- 100g of rolled oats
- 8 figs (cut in the middle in lengthways)
- 1 tablespoon of milk
- Â½ tablespoon of bicarbonate of soda
- Â½ tablespoon of salt
- Turn oven on to 180Â°C/160Â°F.
- Use electric mixers to mix the butter and sugar until extremely light and fluffy.
- Add to the mixture the flour, the oats, the baking powder, the bicarbonate of soda, the salt, and finally the milk.
- Using a sharp knife, make a thin slice the length of each fig half starting at the stem end. Do it from the top so the slices stay together and can be spread out.
- Shape the dough into balls and place them on a baking sheet lined with parchment paper.

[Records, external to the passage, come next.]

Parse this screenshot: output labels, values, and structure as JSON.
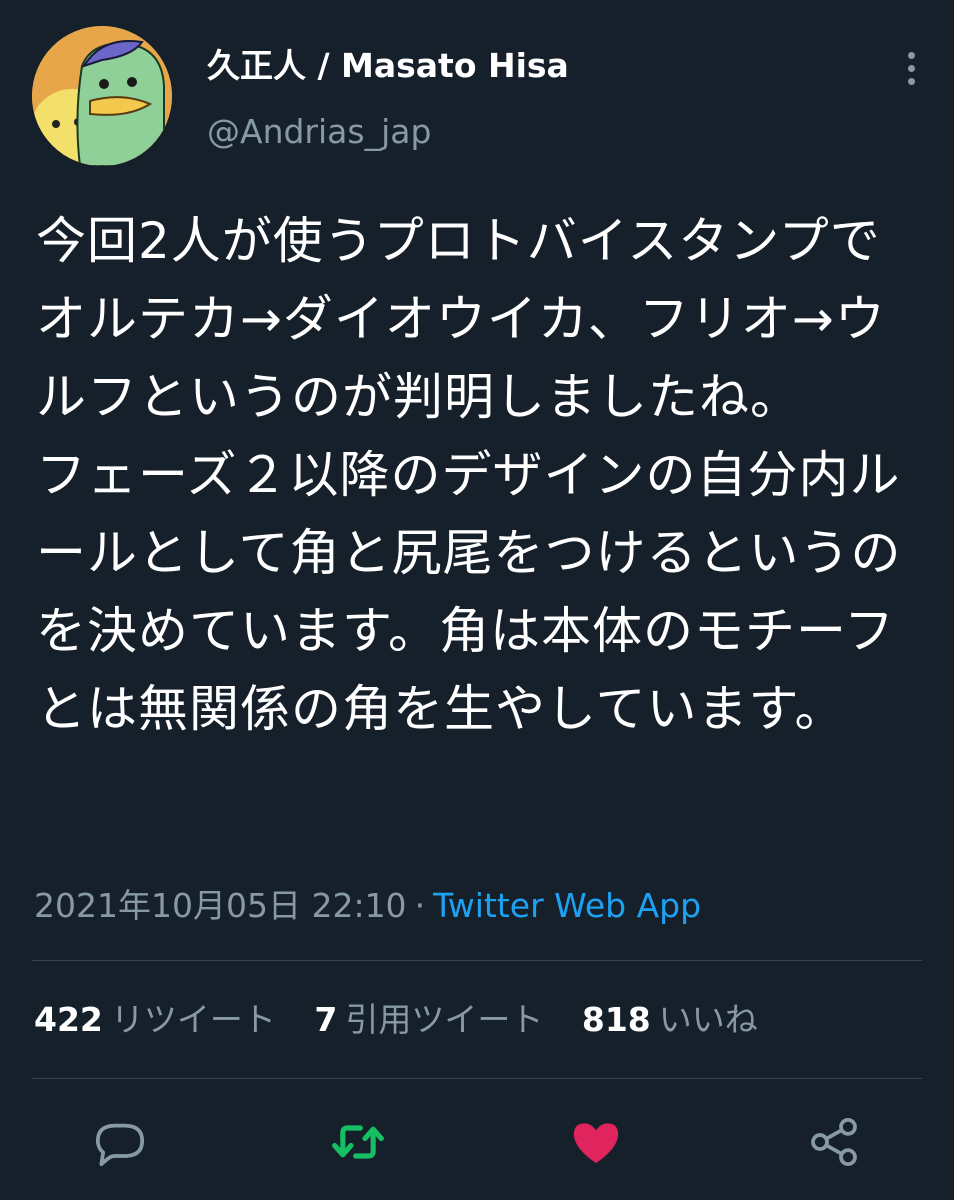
{
  "author": {
    "display_name": "久正人 / Masato Hisa",
    "handle": "@Andrias_jap"
  },
  "tweet": {
    "text": "今回2人が使うプロトバイスタンプでオルテカ→ダイオウイカ、フリオ→ウルフというのが判明しましたね。\nフェーズ２以降のデザインの自分内ルールとして角と尻尾をつけるというのを決めています。角は本体のモチーフとは無関係の角を生やしています。",
    "timestamp": "2021年10月05日 22:10",
    "separator": "·",
    "source": "Twitter Web App"
  },
  "stats": {
    "retweets": {
      "count": "422",
      "label": "リツイート"
    },
    "quotes": {
      "count": "7",
      "label": "引用ツイート"
    },
    "likes": {
      "count": "818",
      "label": "いいね"
    }
  },
  "colors": {
    "background": "#15202b",
    "secondary_text": "#8899a6",
    "link": "#1da1f2",
    "retweet_active": "#17bf63",
    "like_active": "#e0245e",
    "divider": "#38444d"
  },
  "icons": {
    "more": "more-vertical-icon",
    "reply": "reply-icon",
    "retweet": "retweet-icon",
    "like": "heart-icon",
    "share": "share-icon"
  }
}
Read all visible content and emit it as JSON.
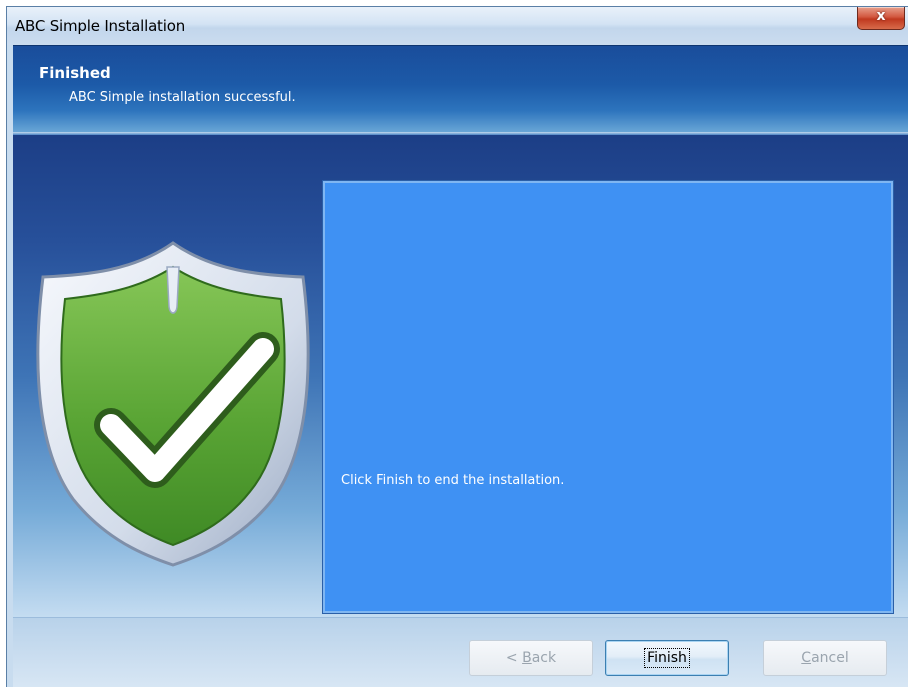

- Flatten the top of each cookie down a bit to make room for a fig half. With the cut side up, place the fig halves.
- Bake for approximately 12 to 15 minutes.
Once you taste the figs you will be fascinated like Elizabeth David:
“To eat figs off the tree in the very early morning, when they have been barely touched by the sun, is one of the exquisite pleasures of the Mediterranean.”
Eat figs and sweeten your palate
Without a doubt, figs have many benefits to offer. This fruit rich in fiber and calcium may be the food you need to help strengthen your body. Remember that if you suffer from diabetes you should consult your doctor and eat it in moderation.
I am a professional health and nutrition writer with extensive experience in the industry. My passion for sharing valuable insights on nutrition and wellness stems from over 15 years of personal training and maintaining a healthy lifestyle. My commitment to continuously educate myself on the latest trends and research in the field allows me to deliver high-quality content that is informative and engaging. My mission is to empower individuals to make informed decisions about their health and well-being through my writing.